Have a top 15 run defense: For all the prior criticism of Auburn’s defense in 2010, the Tigers actually fared well here, ranking ninth in rushing defense that season. They did give up the most yards per game of any of the national champions, though, with 109.07. All, too, were ranked in the Top 15. Interestingly, Alabama has been the top rushing defense in the country the past two seasons when it won national titles. Of the seven national champions, four held opponents under 80 yards rushing a game.
Rank in the top 40 in sacks (but don’t rank too high): Surprisingly, none of the national title winners was in the top 10 in sacks, either, but all landed in the Top 40, somewhere between 2.29 and 2.64 sacks a game and somewhere between No. 24 and No. 40. So putting some pressure on an opponent’s quarterbacks -- but not too much? -- should be at a premium when it comes to fielding a title contender.

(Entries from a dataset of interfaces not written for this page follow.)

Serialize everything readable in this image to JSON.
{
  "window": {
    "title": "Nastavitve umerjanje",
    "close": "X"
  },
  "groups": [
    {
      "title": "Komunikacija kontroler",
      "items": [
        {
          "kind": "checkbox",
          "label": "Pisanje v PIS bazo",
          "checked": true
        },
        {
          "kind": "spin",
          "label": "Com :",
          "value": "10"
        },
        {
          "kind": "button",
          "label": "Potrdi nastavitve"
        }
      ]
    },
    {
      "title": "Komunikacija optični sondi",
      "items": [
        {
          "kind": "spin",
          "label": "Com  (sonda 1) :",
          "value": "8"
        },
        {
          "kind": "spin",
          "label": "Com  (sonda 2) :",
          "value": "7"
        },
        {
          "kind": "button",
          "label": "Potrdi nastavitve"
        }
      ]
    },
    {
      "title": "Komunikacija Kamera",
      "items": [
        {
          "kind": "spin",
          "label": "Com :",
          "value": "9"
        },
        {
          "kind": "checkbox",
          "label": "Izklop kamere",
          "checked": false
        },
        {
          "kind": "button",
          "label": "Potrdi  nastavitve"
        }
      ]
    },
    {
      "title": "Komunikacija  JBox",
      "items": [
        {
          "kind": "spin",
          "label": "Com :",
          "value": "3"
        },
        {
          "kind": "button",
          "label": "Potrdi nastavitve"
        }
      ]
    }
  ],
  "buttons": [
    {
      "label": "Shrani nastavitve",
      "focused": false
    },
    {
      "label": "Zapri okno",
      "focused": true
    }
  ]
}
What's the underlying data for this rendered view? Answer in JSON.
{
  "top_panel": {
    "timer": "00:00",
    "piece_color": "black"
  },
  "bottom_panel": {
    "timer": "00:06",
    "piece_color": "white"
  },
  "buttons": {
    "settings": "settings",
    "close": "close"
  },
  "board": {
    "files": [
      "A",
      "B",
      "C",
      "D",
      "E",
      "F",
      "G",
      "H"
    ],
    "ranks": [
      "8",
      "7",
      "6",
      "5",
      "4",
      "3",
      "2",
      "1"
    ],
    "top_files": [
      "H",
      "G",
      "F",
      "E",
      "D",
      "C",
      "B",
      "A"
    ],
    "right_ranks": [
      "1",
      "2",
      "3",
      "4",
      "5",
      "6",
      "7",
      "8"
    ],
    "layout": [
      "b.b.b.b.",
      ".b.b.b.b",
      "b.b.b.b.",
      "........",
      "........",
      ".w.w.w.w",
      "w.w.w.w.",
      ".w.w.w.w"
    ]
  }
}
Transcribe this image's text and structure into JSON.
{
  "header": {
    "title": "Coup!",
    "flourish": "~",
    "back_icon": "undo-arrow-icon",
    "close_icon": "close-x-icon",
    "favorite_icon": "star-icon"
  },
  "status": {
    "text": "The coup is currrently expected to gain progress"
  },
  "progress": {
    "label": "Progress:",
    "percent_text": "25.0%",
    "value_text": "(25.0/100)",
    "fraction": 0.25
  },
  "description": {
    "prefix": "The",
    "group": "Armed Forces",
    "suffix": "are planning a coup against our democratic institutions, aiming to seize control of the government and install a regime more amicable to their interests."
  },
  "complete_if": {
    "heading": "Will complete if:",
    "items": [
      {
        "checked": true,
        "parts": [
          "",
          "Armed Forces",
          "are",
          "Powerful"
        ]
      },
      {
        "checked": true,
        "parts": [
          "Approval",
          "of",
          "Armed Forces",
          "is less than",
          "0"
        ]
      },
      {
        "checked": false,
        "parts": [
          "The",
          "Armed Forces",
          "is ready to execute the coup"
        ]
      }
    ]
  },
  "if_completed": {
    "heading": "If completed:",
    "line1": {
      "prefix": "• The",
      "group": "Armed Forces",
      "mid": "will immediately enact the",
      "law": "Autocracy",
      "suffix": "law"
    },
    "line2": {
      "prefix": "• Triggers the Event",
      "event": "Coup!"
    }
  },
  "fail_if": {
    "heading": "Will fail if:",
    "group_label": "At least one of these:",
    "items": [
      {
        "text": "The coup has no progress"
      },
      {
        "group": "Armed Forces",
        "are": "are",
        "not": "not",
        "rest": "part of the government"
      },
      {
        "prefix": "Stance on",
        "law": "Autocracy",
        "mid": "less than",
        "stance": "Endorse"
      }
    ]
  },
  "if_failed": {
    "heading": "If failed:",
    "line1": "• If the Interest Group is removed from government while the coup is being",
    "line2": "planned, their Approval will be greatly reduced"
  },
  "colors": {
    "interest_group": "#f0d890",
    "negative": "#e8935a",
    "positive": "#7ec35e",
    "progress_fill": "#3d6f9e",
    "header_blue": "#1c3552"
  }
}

Have at least one player selected in the first round of the NFL draft following the national title game: This, actually, should not be much of a surprise considering the national champion should have at least some NFL-caliber talent on it to survive the season. Defending national champion Alabama did a good job of this in this past draft with three players in the top 11. The total first-rounders for the Crimson Tide actually dropped from the 2012 draft, which saw four players taken from the school. Every title winner, though, has had at least one the following April.
Have a player score at least 10 touchdowns rushing and/or receiving: Again, this seems like a no-brainer, especially considering how many points a game the national champion teams are averaging. But it also shows if a team spreads it around too much, there might not be that gamebreaker type of player to get a team a score when it was absolutely necessary.
Did not lose a non-conference game in the regular season: Again, not a stunner here. The national champions over the past seven years which have lost games have all lost them within the confines of the SEC. This, though, actually blows up the theory that losing early is better than losing late when it comes to the national polls and winning a national championship considering most non-conference games are played in September and early October. So as you get ready to dig in to conference play, know if your team dropped a game, it could be in real trouble to win a title. And/or if it has a difficult non-conference game (see Georgia vs. Clemson in August and Michigan vs. Notre Dame in September), that game might loom even larger.